Elf Owl – the worlds smallest – weighing in at just 40g and measuring less than 6 inches
Our day was spent at more of the Lower Rio Grande premier birding sites, including Bentsen Rio Grande State Park, Anzalduas County Park, Frontera Audubon Thicket & Valley Nature Centre, Weslaco, adding another dozen new species. However, the real action came this evening when we were on our way to the parrot stake-out in McAllen. As we turned off the highway Jake noticed a kettle of raptors overhead. We got out to take a couple of record shots of, what we assumed would be, Broad-winged Hawks – later identified from photos as Mississippi Kite, when Jake identified a Swallow-tailed Kite! Later finding a second individual amongst the three hundred or so other raptors. We then headed for Bentsen for a rendezvous with a certain owl species. I’m pleased to say that the police officer who pulled me over for exceeding the speed limit was very understanding and let me off with a warning – thank you officer! We arrived just in time to see the Elf Owl – the worlds smallest owl, emerge from it’s hole, high up in a telegraph pole. We could just about make it out in the gloom of the Texas sunset. A fantastic end to another great day in The Valley.
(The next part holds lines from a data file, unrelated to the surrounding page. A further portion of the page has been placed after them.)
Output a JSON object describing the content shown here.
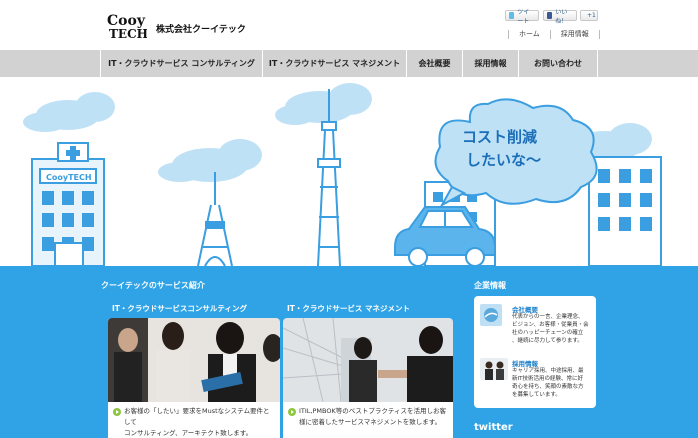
{
  "header": {
    "logo_text": [
      "Cooy",
      "TECH"
    ],
    "company_name": "株式会社クーイテック",
    "social": {
      "tweet": "ツイート",
      "like": "いいね！",
      "gplus": "+1"
    },
    "util_links": [
      "ホーム",
      "採用情報"
    ]
  },
  "nav": {
    "items": [
      "IT・クラウドサービス コンサルティング",
      "IT・クラウドサービス マネジメント",
      "会社概要",
      "採用情報",
      "お問い合わせ"
    ]
  },
  "hero": {
    "building_sign": "CooyTECH",
    "bubble_line1": "コスト削減",
    "bubble_line2": "したいな〜"
  },
  "services": {
    "title": "クーイテックのサービス紹介",
    "consulting": {
      "label": "IT・クラウドサービスコンサルティング",
      "desc1": "お客様の「したい」要求をMustなシステム要件として",
      "desc2": "コンサルティング、アーキテクト致します。"
    },
    "management": {
      "label": "IT・クラウドサービス マネジメント",
      "desc1": "ITIL,PMBOK等のベストプラクティスを活用しお客",
      "desc2": "様に密着したサービスマネジメントを致します。"
    }
  },
  "company": {
    "title": "企業情報",
    "overview": {
      "head": "会社概要",
      "lines": [
        "代表からの一言、企業理念、",
        "ビジョン、お客様・従業員・会",
        "社のハッピーチェーンの確立",
        "、継続に尽力して参ります。"
      ]
    },
    "recruit": {
      "head": "採用情報",
      "lines": [
        "キャリア採用、中途採用、最",
        "新IT技術活用の経験、常に好",
        "奇心を持ち、笑顔の素敵な方",
        "を募集しています。"
      ]
    }
  },
  "twitter": {
    "title": "twitter"
  },
  "colors": {
    "accent_blue": "#2fa3e6",
    "line_blue": "#3a9ee0",
    "nav_gray": "#d2d2d2",
    "arrow_green": "#8cc63f"
  }
}
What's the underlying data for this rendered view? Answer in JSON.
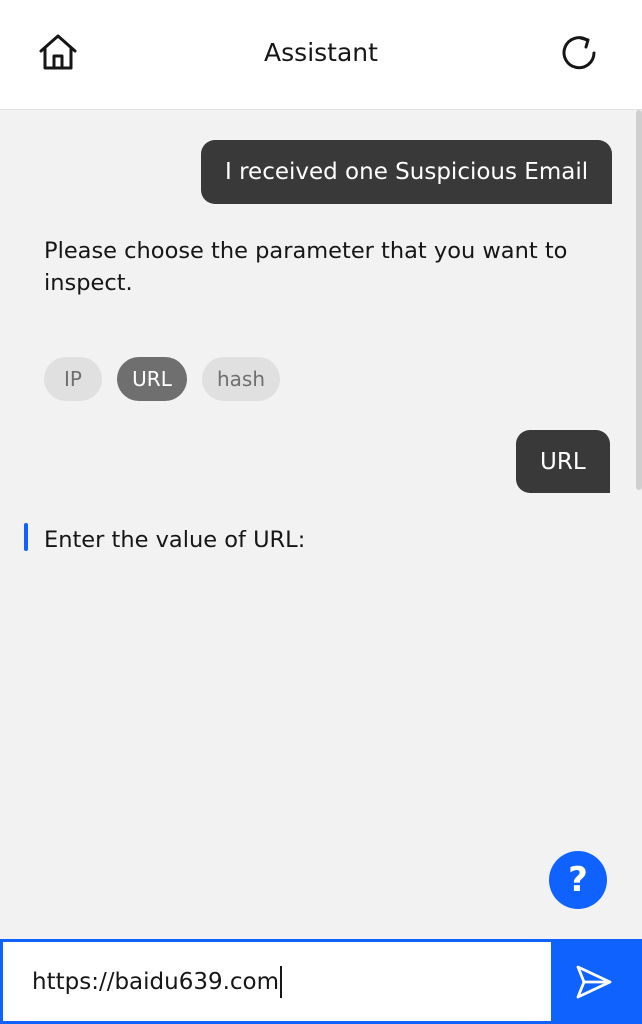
{
  "header": {
    "title": "Assistant",
    "home_icon": "home-icon",
    "refresh_icon": "refresh-icon"
  },
  "conversation": {
    "user_message_1": "I received one Suspicious Email",
    "bot_prompt_1": "Please choose the parameter that you want to inspect.",
    "options": [
      {
        "label": "IP",
        "selected": false
      },
      {
        "label": "URL",
        "selected": true
      },
      {
        "label": "hash",
        "selected": false
      }
    ],
    "user_message_2": "URL",
    "bot_prompt_2": "Enter the value of URL:"
  },
  "help": {
    "label": "?"
  },
  "input": {
    "value": "https://baidu639.com",
    "send_icon": "send-icon"
  },
  "colors": {
    "accent": "#0f62fe",
    "user_bubble": "#393939",
    "background": "#f2f2f2",
    "chip_selected": "#6f6f6f",
    "chip_unselected": "#e0e0e0"
  }
}
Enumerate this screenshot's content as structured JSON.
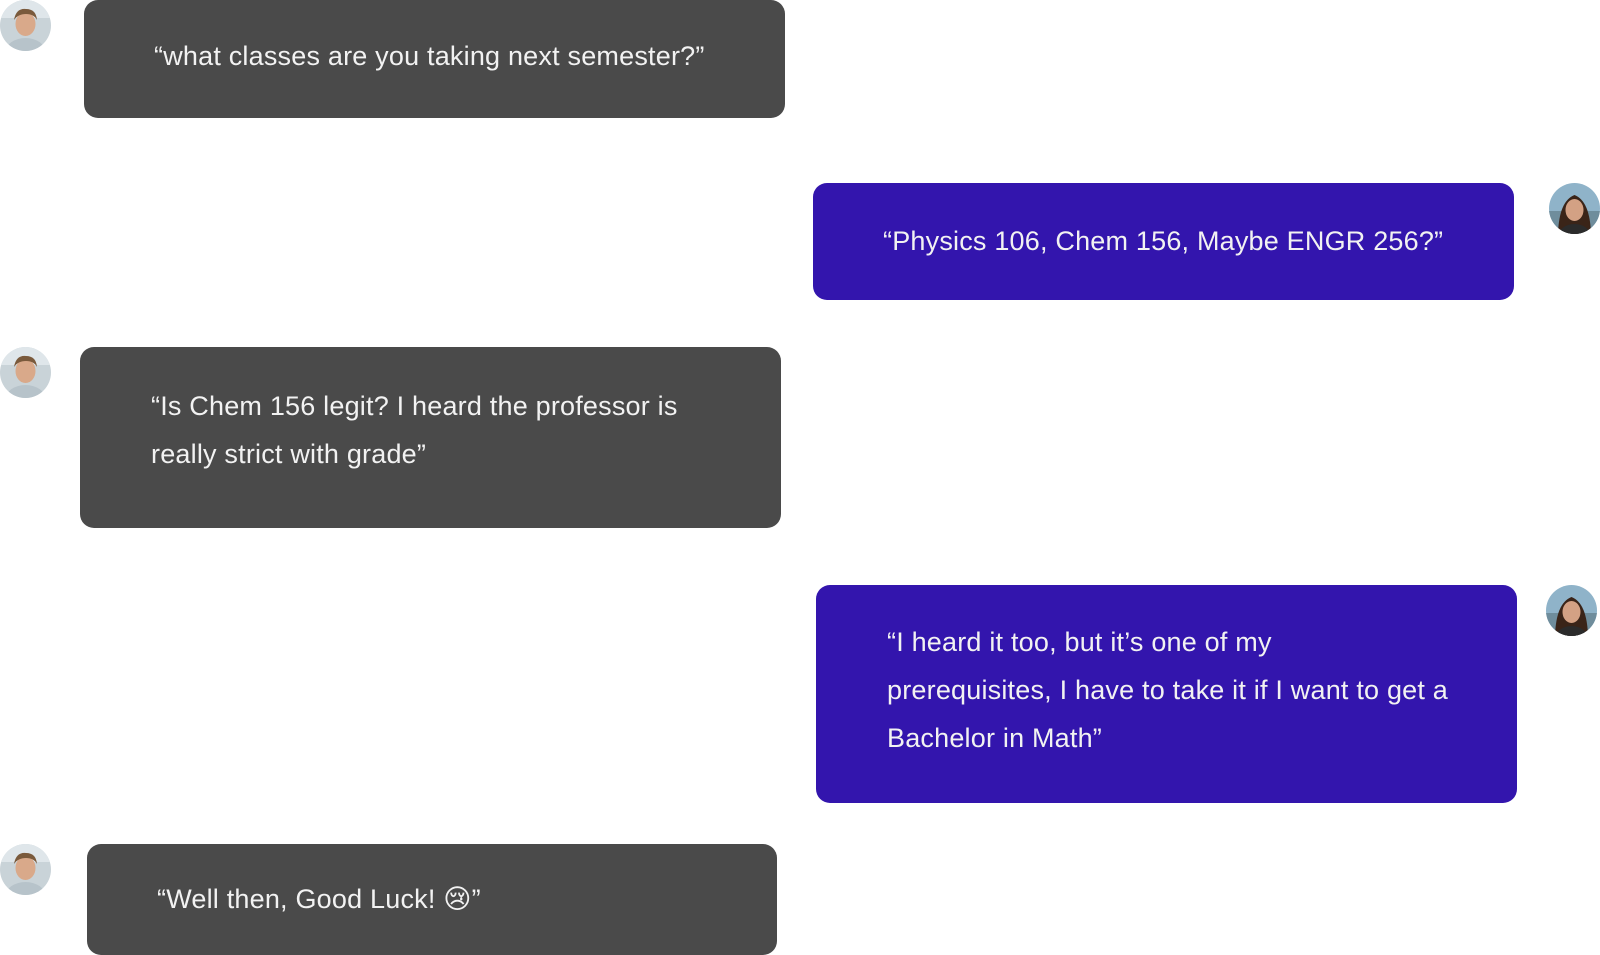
{
  "conversation": {
    "messages": [
      {
        "sender": "other",
        "text": "“what classes are you taking next semester?”"
      },
      {
        "sender": "self",
        "text": "“Physics 106, Chem 156, Maybe ENGR 256?”"
      },
      {
        "sender": "other",
        "text": "“Is Chem 156 legit? I heard the professor is\nreally strict with grade”"
      },
      {
        "sender": "self",
        "text": "“I heard it too, but it’s one of my\nprerequisites, I have to take it if I want to get a\nBachelor in Math”"
      },
      {
        "sender": "other",
        "text": "“Well then, Good Luck! 😢”"
      }
    ]
  },
  "avatars": {
    "other": {
      "icon": "male-user-avatar-icon"
    },
    "self": {
      "icon": "female-user-avatar-icon"
    }
  },
  "colors": {
    "other_bubble": "#4a4a4a",
    "self_bubble": "#3315ad",
    "bubble_text": "#f2f2f2",
    "background": "#ffffff"
  }
}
‘Kettle’ of 300 Mississippi Kite over McAllen this evening (115 in this photo alone!)
Swallow-tailed Kite – a really unexpected bonus bird
Seen in Bentsen Rio Grande State Park this morning – the common, but no less stunning, Cardinal and the much less common Altamira Oriole
‘The Wall’ – fortunately, doing little to keep out the (avian) migrants!
Today we spent our time visiting two reserves along the Mexican border. In fact, Santa Ana, which we did this morning before and after coffee, is the other side of ‘the wall’. Highlights from this site included the rare Northern Beardless-Tyrannulet, Tropical Parula, Altamira Oriole, Olive Sparrow & Black-crested Titmouse. We also came across a few migrants, including Blackburnian Warbler and Yellow-billed Cuckoo. In the afternoon we visited Estro Llano, where the highlights included Pauraque, Wilson’s Phalarope, Cinnamon Teal & American Wigeon.
Northern Beardless-tyrannulet – a very rare US breeding species but not especially eye-catching. We took a beating from the mosquitos to get these shots!
Tropical Parula, seen in the same location as the above
Female Blackburnian Warbler – a US ‘tick’ for me
Pauraque – despite the large size of this ‘goat-sucker’ species it can be extremely difficult to locate roosting on the ground – well done Jane for finding this one